When someone we love suffers a painful loss, we long to offer comfort and support. But sometimes we struggle to find the right words to say.

After three of her dear friends suddenly lost their husbands, our founder Kathy Davis wondered what words she could offer that would make a difference in the face of such immense grief.

“As one who makes a living helping people share words of comfort during times like these, it was important for me to better understand what may have helped my friends cope with their loss,” she says.

“My experience as a writer has taught me it’s often not how much you say, but what you don’t say that is important.”
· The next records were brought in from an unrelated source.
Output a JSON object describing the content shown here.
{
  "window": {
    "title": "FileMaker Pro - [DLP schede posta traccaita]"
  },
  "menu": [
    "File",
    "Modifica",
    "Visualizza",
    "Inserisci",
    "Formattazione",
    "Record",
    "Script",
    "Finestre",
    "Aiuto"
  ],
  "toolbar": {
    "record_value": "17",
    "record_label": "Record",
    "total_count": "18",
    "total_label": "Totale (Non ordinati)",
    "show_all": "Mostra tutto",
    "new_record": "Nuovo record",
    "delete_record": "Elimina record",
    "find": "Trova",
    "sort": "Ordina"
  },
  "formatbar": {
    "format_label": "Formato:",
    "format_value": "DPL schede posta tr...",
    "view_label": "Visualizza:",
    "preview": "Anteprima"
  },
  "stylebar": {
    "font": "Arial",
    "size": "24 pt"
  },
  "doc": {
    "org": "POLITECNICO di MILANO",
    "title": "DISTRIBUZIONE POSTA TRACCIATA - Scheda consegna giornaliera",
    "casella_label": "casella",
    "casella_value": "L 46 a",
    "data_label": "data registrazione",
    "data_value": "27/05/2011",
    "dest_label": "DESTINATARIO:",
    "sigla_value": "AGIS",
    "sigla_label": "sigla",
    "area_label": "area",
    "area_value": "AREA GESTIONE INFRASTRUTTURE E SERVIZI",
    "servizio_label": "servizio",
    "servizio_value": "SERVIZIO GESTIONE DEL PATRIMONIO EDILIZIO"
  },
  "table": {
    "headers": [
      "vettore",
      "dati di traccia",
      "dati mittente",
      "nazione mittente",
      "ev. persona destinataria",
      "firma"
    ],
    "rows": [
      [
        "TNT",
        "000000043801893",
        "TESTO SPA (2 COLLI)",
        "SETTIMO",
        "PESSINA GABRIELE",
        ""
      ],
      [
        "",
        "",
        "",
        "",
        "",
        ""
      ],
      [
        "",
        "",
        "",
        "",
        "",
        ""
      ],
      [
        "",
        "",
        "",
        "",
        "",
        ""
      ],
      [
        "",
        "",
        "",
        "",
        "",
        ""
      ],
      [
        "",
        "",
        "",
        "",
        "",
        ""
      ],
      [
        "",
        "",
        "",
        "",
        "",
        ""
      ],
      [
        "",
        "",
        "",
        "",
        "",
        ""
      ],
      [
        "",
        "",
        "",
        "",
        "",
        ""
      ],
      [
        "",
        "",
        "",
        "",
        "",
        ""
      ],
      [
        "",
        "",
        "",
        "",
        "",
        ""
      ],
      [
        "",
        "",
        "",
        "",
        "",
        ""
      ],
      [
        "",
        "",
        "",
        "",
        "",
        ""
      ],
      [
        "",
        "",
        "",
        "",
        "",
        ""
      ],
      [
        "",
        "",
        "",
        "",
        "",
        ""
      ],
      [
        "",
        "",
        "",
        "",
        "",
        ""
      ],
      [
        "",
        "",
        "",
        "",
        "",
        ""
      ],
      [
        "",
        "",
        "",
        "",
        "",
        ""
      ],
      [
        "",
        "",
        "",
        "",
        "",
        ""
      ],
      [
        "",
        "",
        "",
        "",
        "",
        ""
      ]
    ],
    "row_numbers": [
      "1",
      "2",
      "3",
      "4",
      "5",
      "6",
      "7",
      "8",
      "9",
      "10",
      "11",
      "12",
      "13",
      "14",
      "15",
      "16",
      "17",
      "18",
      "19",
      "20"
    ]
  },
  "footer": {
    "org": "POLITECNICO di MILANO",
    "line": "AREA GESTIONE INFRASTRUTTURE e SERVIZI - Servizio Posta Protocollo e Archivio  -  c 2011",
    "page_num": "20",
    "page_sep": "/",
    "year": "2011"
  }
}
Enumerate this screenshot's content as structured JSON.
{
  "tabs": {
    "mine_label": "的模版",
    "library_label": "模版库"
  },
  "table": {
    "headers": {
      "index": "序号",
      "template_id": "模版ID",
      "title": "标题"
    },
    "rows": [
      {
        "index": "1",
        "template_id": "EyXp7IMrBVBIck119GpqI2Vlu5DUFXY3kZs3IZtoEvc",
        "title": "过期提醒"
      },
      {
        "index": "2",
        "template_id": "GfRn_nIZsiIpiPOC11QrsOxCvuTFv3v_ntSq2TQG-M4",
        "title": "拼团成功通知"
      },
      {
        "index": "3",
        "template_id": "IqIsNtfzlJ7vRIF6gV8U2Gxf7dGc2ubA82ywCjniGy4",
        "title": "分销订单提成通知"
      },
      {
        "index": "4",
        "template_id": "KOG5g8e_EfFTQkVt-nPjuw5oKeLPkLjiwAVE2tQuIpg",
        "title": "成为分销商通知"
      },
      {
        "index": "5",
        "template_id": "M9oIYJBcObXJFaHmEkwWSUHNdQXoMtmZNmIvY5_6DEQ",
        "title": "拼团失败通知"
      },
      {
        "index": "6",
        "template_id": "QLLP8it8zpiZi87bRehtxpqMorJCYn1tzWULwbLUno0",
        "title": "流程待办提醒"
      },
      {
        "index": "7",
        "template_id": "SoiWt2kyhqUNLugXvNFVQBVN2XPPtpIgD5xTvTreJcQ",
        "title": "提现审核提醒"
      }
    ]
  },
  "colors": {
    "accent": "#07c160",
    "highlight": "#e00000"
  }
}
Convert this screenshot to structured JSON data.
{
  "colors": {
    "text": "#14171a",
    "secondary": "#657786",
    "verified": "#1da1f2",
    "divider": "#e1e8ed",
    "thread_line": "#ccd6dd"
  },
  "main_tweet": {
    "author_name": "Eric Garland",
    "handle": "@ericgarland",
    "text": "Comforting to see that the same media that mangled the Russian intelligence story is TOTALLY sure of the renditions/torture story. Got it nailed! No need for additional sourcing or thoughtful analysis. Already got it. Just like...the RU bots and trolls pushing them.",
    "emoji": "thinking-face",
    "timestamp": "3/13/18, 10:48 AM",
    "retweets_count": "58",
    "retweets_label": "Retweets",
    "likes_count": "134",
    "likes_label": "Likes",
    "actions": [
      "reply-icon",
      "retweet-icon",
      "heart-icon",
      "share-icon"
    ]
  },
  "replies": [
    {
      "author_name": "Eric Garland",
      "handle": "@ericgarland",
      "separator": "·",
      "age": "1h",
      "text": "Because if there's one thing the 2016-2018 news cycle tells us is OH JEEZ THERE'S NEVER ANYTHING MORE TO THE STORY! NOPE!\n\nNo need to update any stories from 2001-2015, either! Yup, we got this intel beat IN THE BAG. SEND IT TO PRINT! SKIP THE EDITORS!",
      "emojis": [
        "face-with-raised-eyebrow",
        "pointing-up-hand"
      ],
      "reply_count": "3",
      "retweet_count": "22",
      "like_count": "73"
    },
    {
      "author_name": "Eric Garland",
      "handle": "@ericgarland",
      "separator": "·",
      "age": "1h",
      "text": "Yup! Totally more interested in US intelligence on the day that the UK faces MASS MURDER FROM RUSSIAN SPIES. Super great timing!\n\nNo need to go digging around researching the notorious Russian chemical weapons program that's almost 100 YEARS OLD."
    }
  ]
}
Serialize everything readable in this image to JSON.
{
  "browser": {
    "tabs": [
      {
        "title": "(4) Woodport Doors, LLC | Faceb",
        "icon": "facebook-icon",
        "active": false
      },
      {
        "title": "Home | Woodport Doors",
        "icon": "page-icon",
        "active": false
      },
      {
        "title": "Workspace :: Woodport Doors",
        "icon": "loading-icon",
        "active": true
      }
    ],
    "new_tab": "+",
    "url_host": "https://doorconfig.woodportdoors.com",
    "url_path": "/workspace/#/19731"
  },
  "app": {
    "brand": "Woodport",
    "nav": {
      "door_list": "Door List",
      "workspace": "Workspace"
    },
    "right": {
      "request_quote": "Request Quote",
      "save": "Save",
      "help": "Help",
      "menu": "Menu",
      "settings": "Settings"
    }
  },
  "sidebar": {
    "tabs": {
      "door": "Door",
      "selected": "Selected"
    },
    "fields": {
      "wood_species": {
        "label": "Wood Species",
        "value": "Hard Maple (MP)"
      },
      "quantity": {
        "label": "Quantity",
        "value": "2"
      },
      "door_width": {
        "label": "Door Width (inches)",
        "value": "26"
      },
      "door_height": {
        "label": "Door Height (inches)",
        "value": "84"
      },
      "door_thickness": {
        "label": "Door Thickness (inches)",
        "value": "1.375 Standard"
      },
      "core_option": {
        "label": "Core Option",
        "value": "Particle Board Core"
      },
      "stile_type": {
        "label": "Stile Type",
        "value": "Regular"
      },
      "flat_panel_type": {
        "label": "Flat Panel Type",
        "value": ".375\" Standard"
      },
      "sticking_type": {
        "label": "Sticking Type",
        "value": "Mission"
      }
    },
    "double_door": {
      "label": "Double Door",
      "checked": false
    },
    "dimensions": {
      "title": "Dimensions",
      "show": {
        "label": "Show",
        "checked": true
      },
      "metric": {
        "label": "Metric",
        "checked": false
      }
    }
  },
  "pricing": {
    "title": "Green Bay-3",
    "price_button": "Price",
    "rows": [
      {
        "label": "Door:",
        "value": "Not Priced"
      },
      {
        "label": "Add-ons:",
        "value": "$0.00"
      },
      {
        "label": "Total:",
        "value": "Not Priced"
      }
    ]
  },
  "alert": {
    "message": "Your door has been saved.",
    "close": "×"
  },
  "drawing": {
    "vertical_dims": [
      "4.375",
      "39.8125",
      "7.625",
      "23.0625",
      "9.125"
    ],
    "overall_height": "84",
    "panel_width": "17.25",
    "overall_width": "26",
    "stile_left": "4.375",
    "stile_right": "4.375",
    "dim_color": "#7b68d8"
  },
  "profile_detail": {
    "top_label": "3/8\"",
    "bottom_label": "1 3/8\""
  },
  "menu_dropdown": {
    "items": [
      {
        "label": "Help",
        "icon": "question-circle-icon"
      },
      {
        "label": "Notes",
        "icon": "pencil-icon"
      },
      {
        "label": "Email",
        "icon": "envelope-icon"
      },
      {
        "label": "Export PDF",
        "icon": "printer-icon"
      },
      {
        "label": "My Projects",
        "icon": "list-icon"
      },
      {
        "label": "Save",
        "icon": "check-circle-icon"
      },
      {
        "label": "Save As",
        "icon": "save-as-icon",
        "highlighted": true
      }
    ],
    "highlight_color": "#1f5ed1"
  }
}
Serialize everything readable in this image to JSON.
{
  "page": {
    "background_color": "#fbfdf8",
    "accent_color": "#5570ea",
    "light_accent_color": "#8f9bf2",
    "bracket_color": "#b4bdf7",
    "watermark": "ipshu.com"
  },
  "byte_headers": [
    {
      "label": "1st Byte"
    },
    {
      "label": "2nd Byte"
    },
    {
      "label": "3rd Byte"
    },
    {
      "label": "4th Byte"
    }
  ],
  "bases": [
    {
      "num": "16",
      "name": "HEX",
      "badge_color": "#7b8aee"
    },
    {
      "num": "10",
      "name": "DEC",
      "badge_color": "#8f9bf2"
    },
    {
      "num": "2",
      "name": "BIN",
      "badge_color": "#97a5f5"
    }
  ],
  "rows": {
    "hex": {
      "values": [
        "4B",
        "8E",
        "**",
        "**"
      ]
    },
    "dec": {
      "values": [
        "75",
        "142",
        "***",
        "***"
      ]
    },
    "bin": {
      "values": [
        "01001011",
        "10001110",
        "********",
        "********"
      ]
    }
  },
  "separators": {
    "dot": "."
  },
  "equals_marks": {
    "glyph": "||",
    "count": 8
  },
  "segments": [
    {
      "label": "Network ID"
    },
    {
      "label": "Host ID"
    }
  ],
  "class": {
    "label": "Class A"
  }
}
While she knew she could turn to countless books and articles written on this topic, it was important to her to learn this knowledge in an authentic way…directly from her friends.

Here is what they shared with her about the words that didn’t bring comfort as they grieved — and those they found most meaningful.

Please DON’T:
– Don’t ask me “How are you?” I’m not OK.
– Don’t ask me what I need! I don’t know!
– Don’t say, “Call if you need anything,” because I do not want to impose. Just DO something nice for me without being asked.

Words that do NOT help:
– “I know just how you feel.”
– “Everything happens for a reason.”
– “(He’s) in a better place now.”
– “You’ll feel better with time.”
– “God works in mysterious ways.”

Please DO:
– Ask: “How are you doing this afternoon (this morning, right now…)?”
– Share a story, a recollection or memory about my loved one. Don’t be afraid that you may make me cry…or laugh!
– Add a personal note to my sympathy or thinking-of-you card. That lets me know my (loved one’s) life made a difference to you and others.
– When writing me a message, just be yourself. Simple yet genuine words let me know you care.

Words that DO help:
– “I know this is a really difficult time for you.”
– “I am here for you.”
– “I can’t even begin to imagine how you are feeling.”
– “I care.”
– “Call me whenever you may need to talk.”

Everyone’s experience with grief is different and very personal. Simply letting someone who’s suffering know they occupy a space in your heart can be incredibly meaningful.